Activity
Please tally the lines in the records that include the word "submit" and answer with the bare number.

Data provided
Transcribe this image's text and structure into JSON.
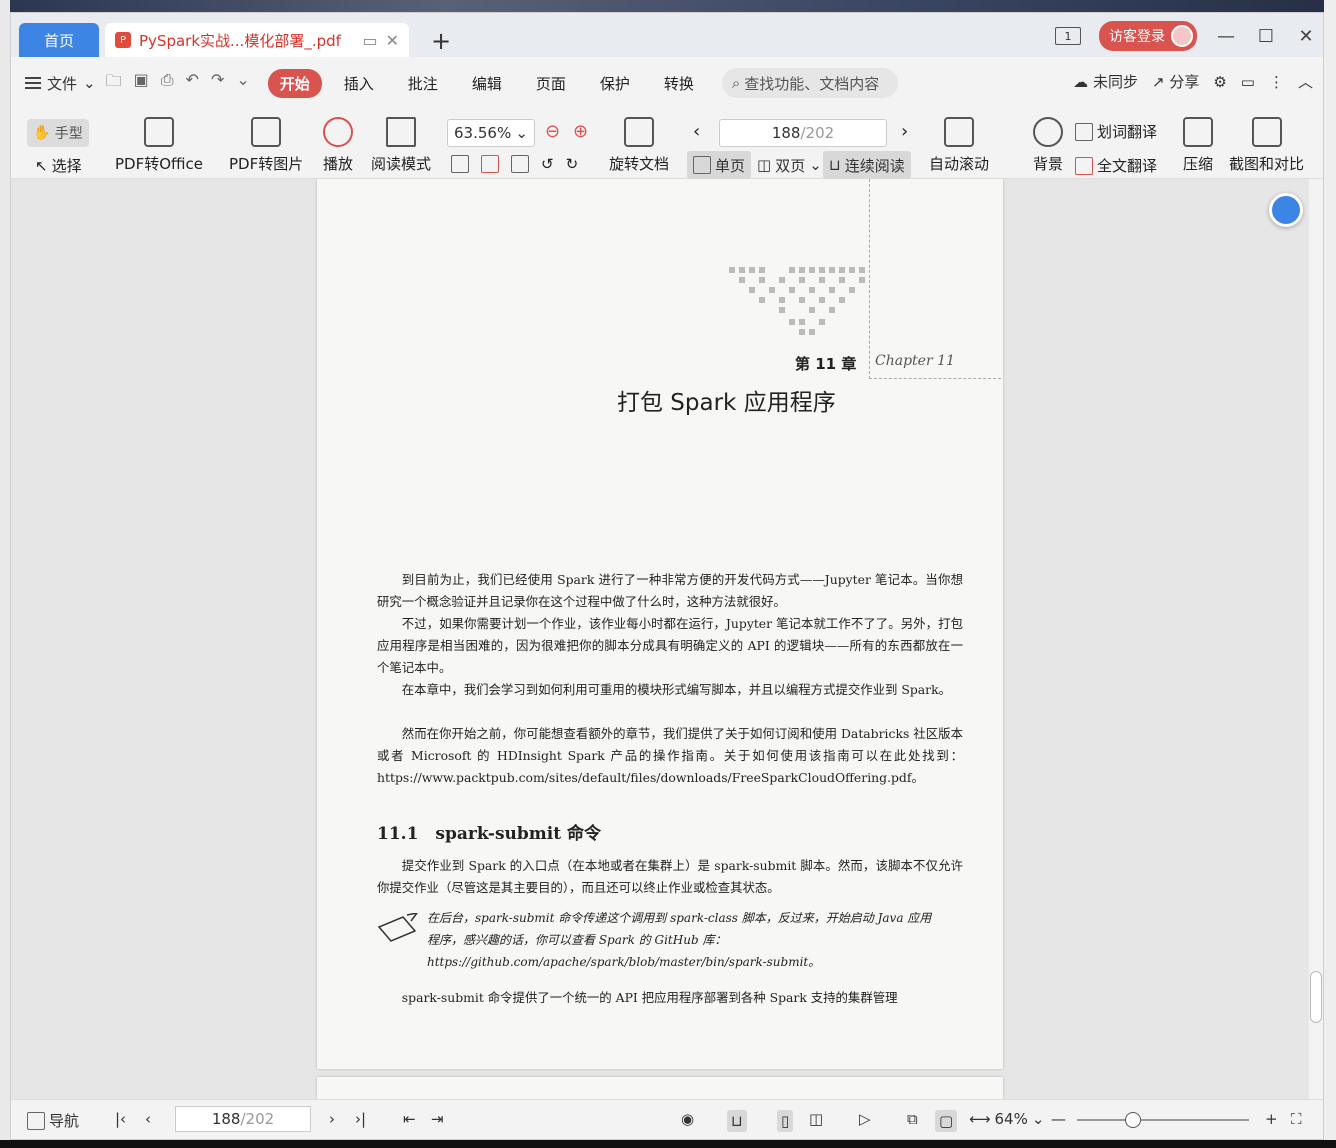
{
  "tabs": {
    "home": "首页",
    "doc": "PySpark实战...模化部署_.pdf"
  },
  "title_right": {
    "page_indicator": "1",
    "login": "访客登录"
  },
  "menu": {
    "file": "文件",
    "tabs": [
      "开始",
      "插入",
      "批注",
      "编辑",
      "页面",
      "保护",
      "转换"
    ],
    "search_placeholder": "查找功能、文档内容",
    "sync": "未同步",
    "share": "分享"
  },
  "ribbon": {
    "hand": "手型",
    "select": "选择",
    "pdf_office": "PDF转Office",
    "pdf_image": "PDF转图片",
    "play": "播放",
    "read_mode": "阅读模式",
    "zoom": "63.56%",
    "rotate": "旋转文档",
    "page_current": "188",
    "page_total": "/202",
    "single": "单页",
    "double": "双页",
    "continuous": "连续阅读",
    "auto_scroll": "自动滚动",
    "background": "背景",
    "word_translate": "划词翻译",
    "full_translate": "全文翻译",
    "compress": "压缩",
    "screenshot": "截图和对比"
  },
  "page": {
    "chapter": "第 11 章",
    "chapter_en": "Chapter 11",
    "title": "打包 Spark 应用程序",
    "p1": "到目前为止，我们已经使用 Spark 进行了一种非常方便的开发代码方式——Jupyter 笔记本。当你想研究一个概念验证并且记录你在这个过程中做了什么时，这种方法就很好。",
    "p2": "不过，如果你需要计划一个作业，该作业每小时都在运行，Jupyter 笔记本就工作不了了。另外，打包应用程序是相当困难的，因为很难把你的脚本分成具有明确定义的 API 的逻辑块——所有的东西都放在一个笔记本中。",
    "p3": "在本章中，我们会学习到如何利用可重用的模块形式编写脚本，并且以编程方式提交作业到 Spark。",
    "p4": "然而在你开始之前，你可能想查看额外的章节，我们提供了关于如何订阅和使用 Databricks 社区版本或者 Microsoft 的 HDInsight Spark 产品的操作指南。关于如何使用该指南可以在此处找到：https://www.packtpub.com/sites/default/files/downloads/FreeSparkCloudOffering.pdf。",
    "section": "11.1　spark-submit 命令",
    "p5": "提交作业到 Spark 的入口点（在本地或者在集群上）是 spark-submit 脚本。然而，该脚本不仅允许你提交作业（尽管这是其主要目的），而且还可以终止作业或检查其状态。",
    "note": "在后台，spark-submit 命令传递这个调用到 spark-class 脚本，反过来，开始启动 Java 应用程序，感兴趣的话，你可以查看 Spark 的 GitHub 库：https://github.com/apache/spark/blob/master/bin/spark-submit。",
    "p6": "spark-submit 命令提供了一个统一的 API 把应用程序部署到各种 Spark 支持的集群管理"
  },
  "status": {
    "nav": "导航",
    "page_current": "188",
    "page_total": "/202",
    "zoom": "64%"
  }
}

Response
4